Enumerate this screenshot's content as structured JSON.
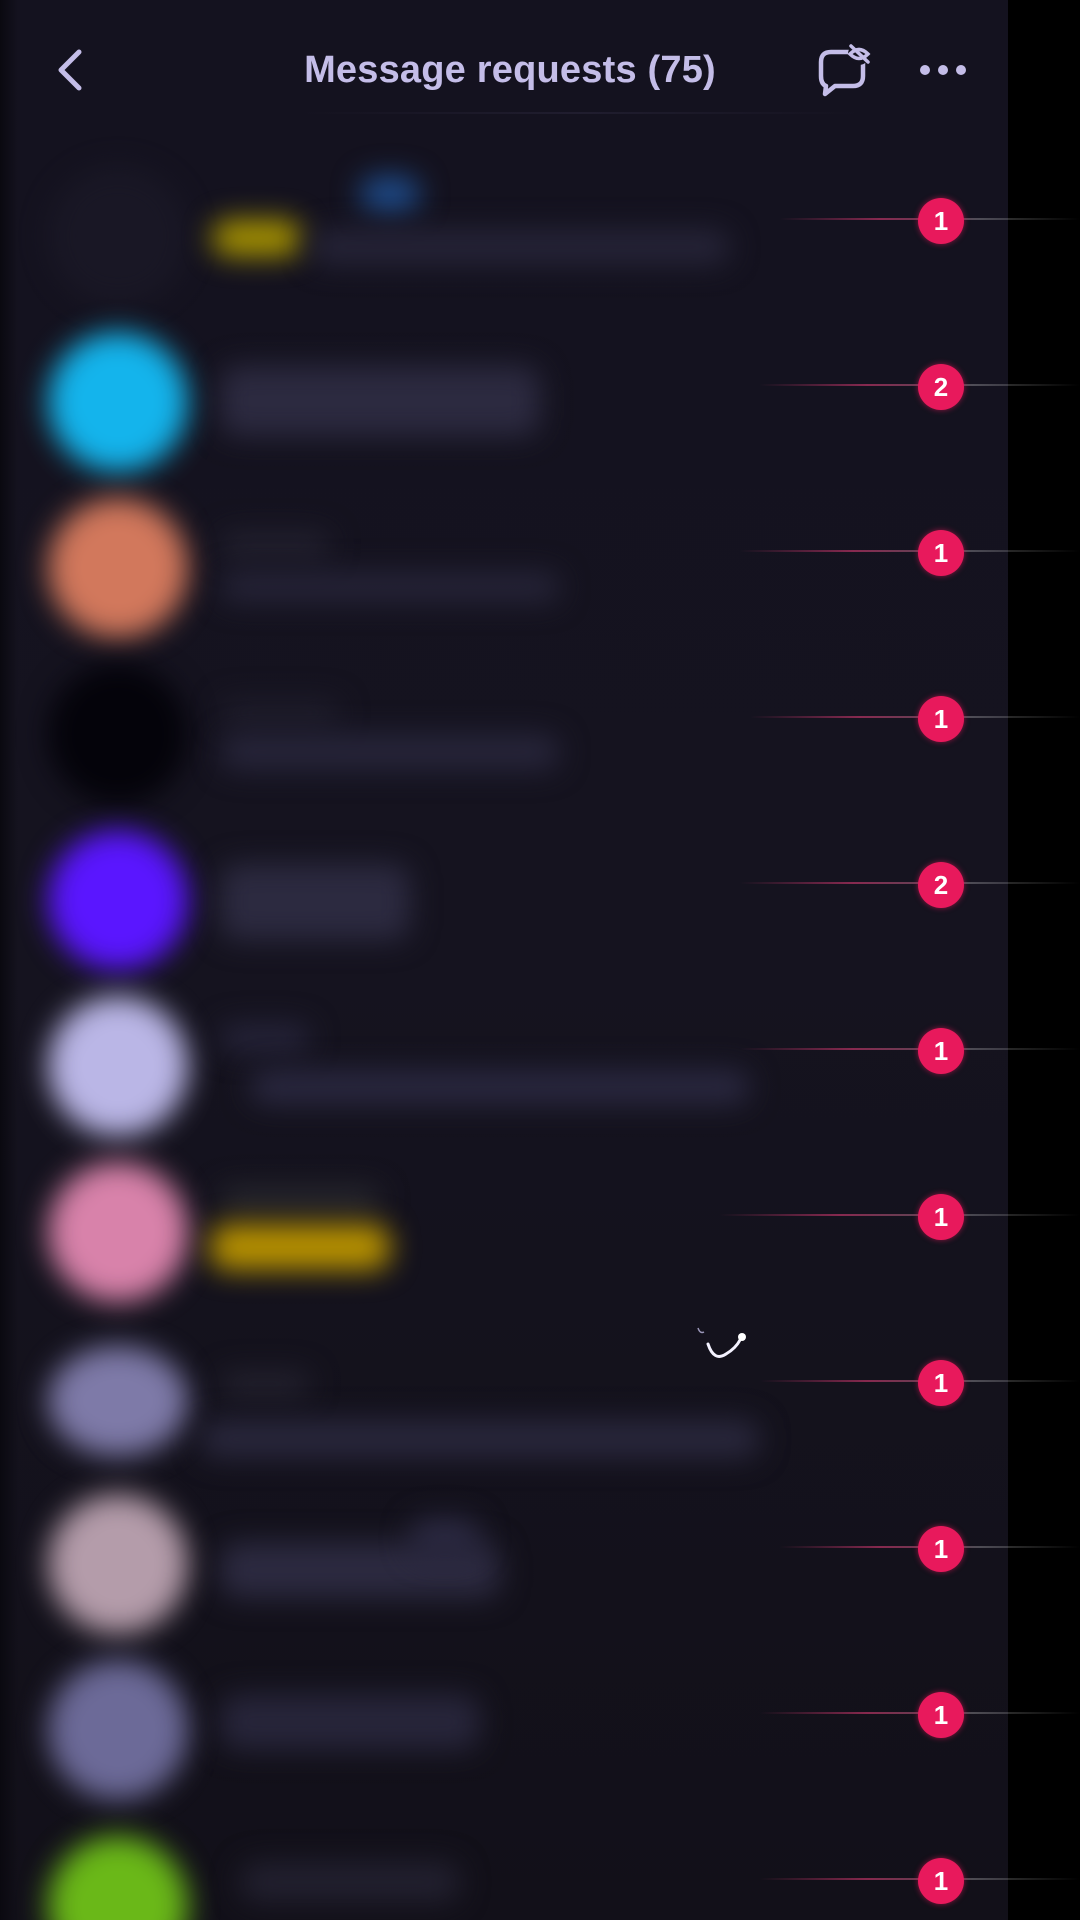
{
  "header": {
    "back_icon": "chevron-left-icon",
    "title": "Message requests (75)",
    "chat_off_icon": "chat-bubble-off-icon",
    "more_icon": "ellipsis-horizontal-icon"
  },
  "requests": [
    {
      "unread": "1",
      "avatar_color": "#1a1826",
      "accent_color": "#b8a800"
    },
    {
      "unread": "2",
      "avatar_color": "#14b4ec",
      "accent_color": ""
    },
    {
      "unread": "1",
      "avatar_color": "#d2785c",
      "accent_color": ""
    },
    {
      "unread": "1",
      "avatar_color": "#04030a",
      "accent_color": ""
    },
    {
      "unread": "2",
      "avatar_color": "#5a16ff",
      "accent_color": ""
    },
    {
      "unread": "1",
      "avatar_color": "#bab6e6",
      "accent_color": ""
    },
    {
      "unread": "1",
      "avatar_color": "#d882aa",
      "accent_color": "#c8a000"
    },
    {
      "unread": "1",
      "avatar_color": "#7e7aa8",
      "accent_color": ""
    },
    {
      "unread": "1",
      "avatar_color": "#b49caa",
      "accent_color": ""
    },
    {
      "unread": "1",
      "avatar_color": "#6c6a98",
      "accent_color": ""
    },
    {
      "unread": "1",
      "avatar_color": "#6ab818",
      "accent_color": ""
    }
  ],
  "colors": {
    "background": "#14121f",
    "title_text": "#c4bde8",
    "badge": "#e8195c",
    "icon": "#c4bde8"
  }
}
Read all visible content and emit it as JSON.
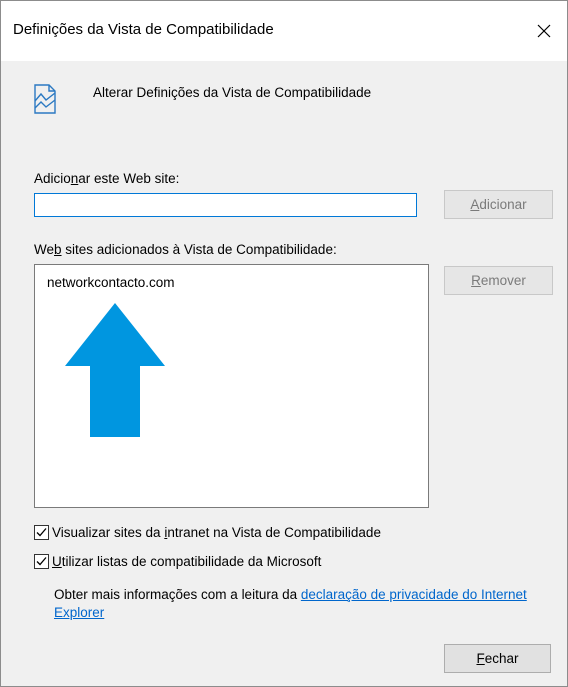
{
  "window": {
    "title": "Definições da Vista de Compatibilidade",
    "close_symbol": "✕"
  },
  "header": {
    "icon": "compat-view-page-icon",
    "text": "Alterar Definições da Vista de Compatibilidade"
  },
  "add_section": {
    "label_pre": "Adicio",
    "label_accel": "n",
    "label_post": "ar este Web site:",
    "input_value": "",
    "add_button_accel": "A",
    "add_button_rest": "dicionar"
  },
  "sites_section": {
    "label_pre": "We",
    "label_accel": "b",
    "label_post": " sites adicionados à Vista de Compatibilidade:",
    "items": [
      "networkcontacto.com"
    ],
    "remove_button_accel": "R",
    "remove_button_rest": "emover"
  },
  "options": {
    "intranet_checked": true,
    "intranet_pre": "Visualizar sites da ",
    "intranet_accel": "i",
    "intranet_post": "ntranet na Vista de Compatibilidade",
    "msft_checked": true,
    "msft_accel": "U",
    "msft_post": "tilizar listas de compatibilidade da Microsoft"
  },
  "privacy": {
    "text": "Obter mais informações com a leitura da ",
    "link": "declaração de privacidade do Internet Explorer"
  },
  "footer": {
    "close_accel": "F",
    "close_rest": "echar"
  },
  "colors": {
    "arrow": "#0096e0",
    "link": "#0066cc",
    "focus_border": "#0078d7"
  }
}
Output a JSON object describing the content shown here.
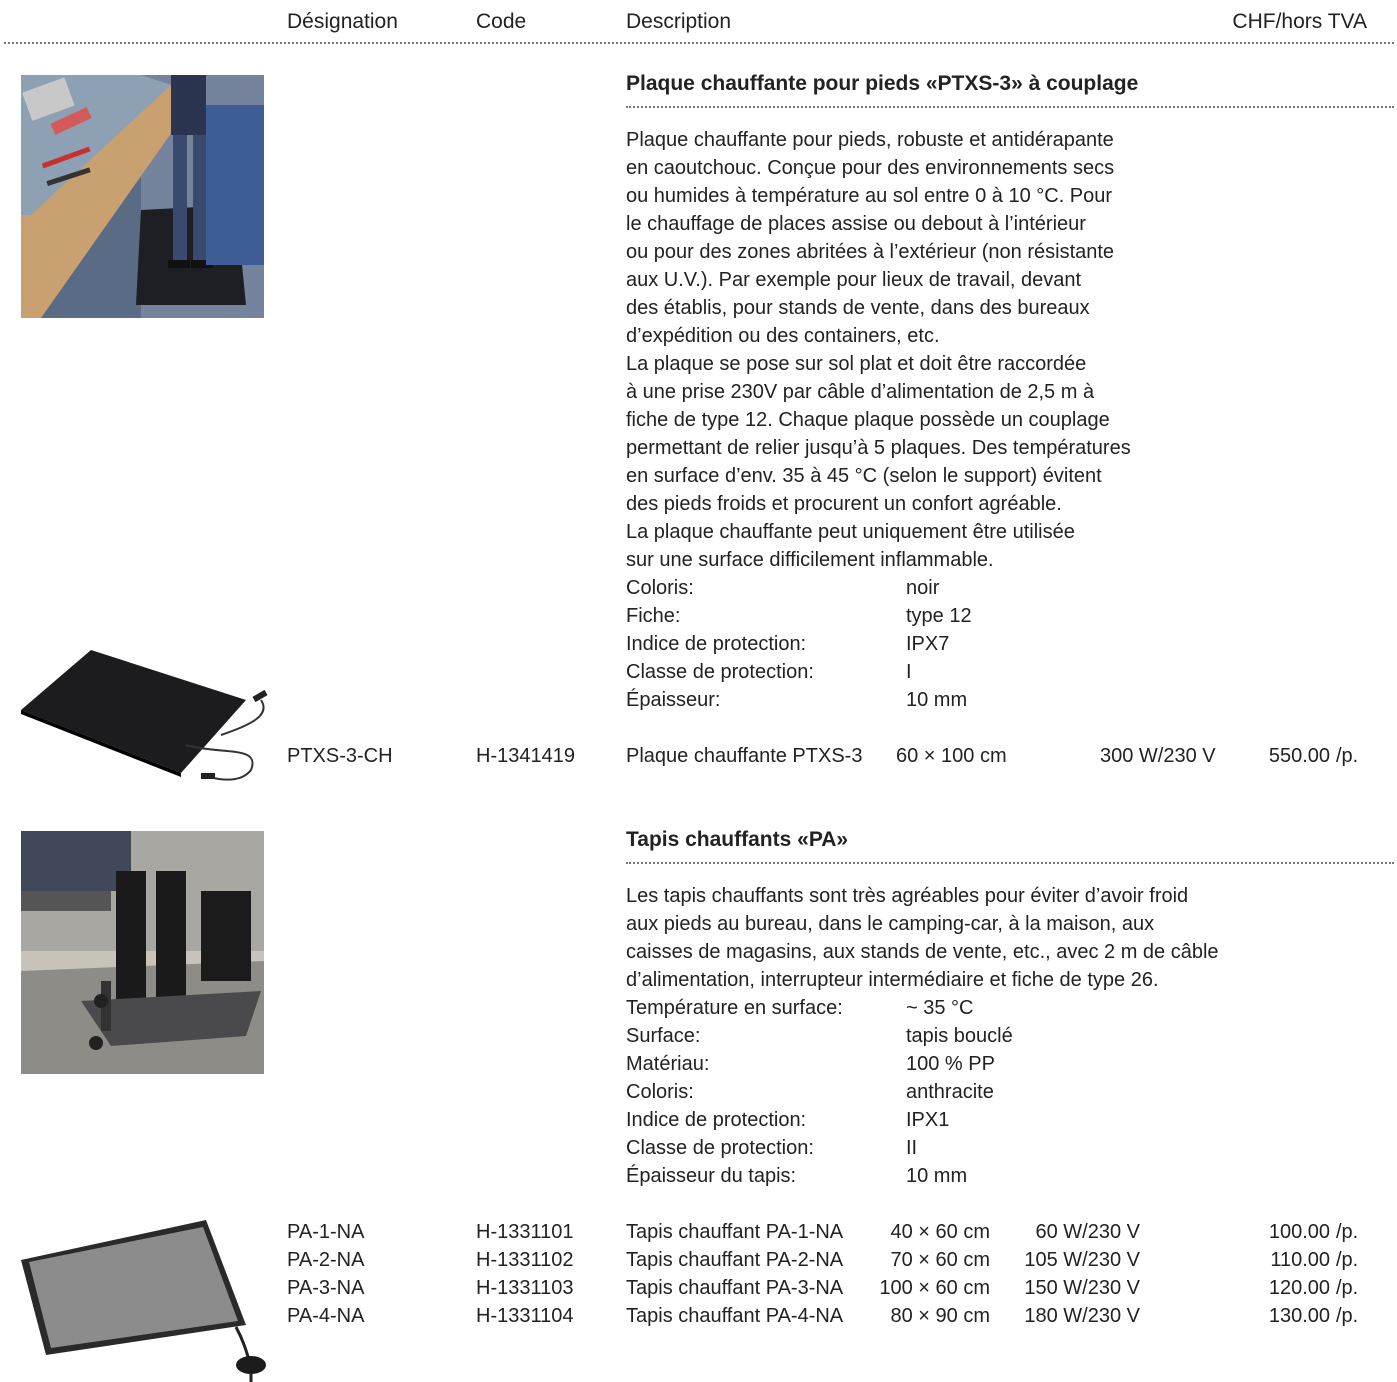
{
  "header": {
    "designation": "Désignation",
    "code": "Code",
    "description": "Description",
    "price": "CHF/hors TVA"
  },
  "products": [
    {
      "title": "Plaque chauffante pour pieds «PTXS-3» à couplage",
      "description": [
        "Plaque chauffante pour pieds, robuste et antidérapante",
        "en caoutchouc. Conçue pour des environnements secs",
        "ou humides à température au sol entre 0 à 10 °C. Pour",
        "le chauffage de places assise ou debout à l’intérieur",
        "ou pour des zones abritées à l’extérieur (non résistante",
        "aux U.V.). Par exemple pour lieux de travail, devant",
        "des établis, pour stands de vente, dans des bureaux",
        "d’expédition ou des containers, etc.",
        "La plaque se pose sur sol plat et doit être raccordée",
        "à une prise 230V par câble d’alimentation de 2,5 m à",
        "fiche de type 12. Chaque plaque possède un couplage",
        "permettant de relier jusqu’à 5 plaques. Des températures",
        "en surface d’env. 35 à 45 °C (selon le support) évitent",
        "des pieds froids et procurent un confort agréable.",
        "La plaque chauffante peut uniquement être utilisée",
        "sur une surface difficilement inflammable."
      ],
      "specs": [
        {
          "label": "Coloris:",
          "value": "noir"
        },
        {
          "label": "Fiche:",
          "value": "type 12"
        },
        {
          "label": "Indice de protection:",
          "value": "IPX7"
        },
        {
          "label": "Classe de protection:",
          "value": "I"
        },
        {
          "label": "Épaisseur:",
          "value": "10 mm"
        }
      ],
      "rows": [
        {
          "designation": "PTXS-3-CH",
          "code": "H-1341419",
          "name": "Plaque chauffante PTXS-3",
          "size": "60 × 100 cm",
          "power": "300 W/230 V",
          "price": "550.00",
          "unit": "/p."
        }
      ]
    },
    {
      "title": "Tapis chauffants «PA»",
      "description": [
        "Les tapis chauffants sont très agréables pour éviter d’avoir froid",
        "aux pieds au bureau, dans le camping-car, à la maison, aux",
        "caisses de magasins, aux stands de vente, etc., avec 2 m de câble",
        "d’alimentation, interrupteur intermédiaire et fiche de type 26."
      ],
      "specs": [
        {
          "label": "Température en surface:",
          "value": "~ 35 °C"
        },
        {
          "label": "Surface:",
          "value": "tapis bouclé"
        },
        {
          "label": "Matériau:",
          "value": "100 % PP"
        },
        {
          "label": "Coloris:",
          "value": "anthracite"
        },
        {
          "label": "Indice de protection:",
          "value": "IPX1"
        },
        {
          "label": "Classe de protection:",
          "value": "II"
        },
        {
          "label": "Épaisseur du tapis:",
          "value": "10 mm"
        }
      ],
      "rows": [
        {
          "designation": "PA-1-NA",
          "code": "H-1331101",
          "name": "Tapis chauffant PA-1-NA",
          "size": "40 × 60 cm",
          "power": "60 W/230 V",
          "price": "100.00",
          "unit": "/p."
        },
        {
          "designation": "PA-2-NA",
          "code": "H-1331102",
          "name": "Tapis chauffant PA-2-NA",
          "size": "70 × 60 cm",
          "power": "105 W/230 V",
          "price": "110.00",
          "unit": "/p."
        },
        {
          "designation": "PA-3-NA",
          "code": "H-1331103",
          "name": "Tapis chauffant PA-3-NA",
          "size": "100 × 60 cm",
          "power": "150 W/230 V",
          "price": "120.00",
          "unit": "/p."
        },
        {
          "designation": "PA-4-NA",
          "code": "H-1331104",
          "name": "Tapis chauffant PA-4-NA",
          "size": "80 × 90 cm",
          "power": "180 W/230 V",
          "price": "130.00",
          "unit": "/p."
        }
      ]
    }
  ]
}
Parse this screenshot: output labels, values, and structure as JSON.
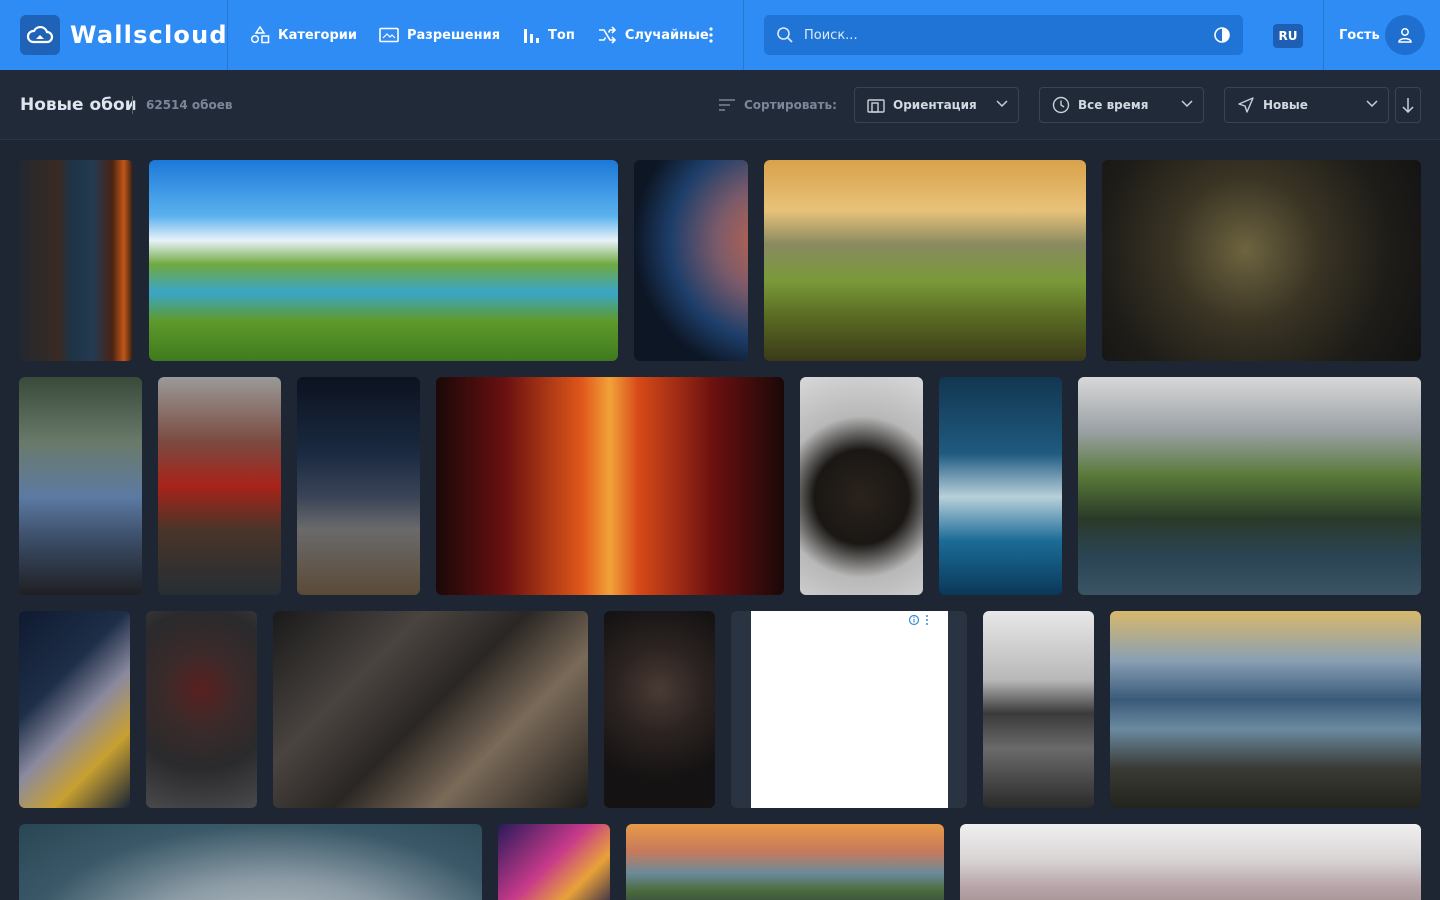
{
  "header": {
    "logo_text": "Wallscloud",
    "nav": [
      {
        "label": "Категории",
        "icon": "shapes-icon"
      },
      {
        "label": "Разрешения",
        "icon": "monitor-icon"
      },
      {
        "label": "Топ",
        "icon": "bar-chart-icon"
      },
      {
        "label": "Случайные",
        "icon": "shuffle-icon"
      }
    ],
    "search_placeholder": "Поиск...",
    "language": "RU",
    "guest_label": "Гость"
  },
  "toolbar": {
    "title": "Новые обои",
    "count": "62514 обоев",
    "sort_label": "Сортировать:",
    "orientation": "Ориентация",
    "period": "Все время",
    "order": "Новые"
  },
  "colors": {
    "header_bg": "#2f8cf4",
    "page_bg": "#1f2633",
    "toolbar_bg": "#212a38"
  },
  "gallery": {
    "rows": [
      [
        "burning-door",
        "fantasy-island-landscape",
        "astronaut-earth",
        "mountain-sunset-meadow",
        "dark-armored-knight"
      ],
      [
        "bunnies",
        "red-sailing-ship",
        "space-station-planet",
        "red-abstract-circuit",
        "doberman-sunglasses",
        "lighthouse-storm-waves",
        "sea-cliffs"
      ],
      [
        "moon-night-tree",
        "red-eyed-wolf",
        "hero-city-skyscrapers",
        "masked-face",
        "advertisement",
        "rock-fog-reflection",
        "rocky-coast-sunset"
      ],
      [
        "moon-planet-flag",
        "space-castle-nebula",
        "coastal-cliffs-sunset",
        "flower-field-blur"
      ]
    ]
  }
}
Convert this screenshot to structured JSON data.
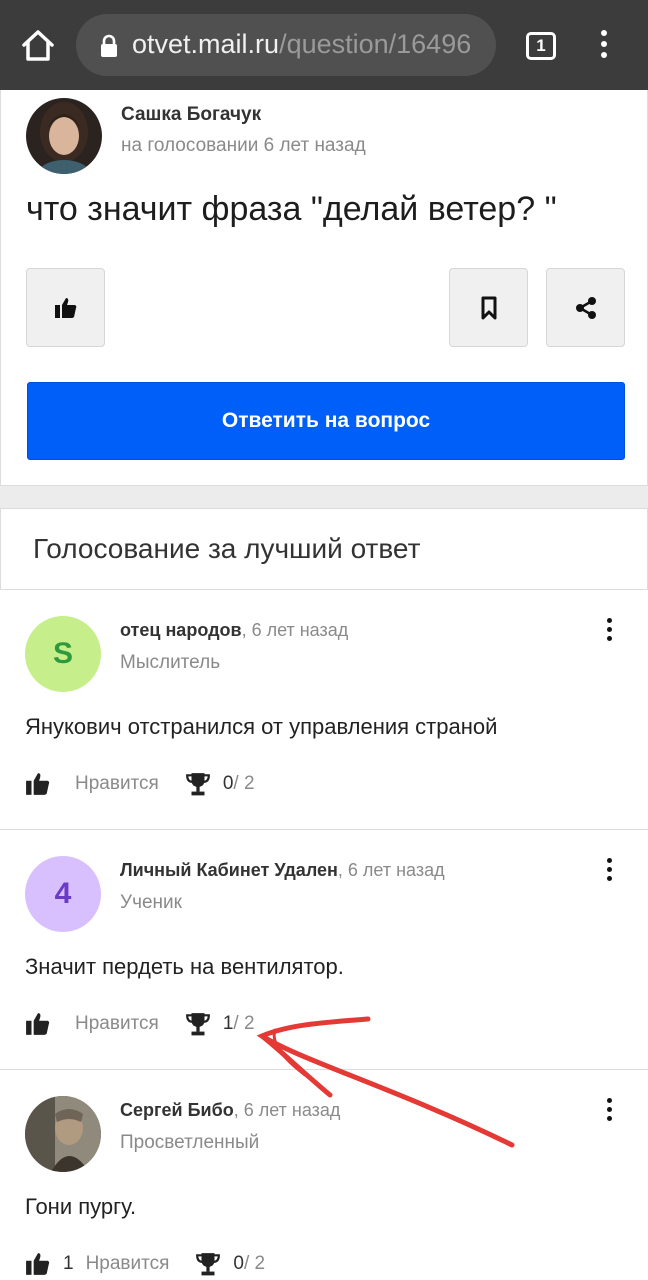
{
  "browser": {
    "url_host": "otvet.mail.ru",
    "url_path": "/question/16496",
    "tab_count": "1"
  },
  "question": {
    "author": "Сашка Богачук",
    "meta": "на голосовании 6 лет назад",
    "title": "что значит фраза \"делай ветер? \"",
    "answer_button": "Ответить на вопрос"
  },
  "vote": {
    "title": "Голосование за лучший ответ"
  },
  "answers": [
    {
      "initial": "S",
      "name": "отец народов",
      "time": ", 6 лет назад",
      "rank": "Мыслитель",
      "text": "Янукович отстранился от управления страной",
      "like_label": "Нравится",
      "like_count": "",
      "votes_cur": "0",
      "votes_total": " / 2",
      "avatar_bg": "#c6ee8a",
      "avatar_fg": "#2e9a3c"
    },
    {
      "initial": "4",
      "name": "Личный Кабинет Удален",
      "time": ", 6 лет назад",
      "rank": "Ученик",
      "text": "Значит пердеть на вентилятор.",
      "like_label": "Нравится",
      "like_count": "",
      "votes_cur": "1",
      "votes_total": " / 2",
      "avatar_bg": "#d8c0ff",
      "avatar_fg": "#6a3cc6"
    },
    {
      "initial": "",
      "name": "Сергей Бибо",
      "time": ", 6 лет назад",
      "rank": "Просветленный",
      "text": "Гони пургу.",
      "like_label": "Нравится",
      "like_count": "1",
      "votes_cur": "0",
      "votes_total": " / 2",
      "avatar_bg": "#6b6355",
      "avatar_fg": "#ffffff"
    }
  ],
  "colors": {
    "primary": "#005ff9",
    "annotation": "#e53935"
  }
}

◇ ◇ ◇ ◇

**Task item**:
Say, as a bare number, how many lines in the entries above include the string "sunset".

**Expected answer**:
3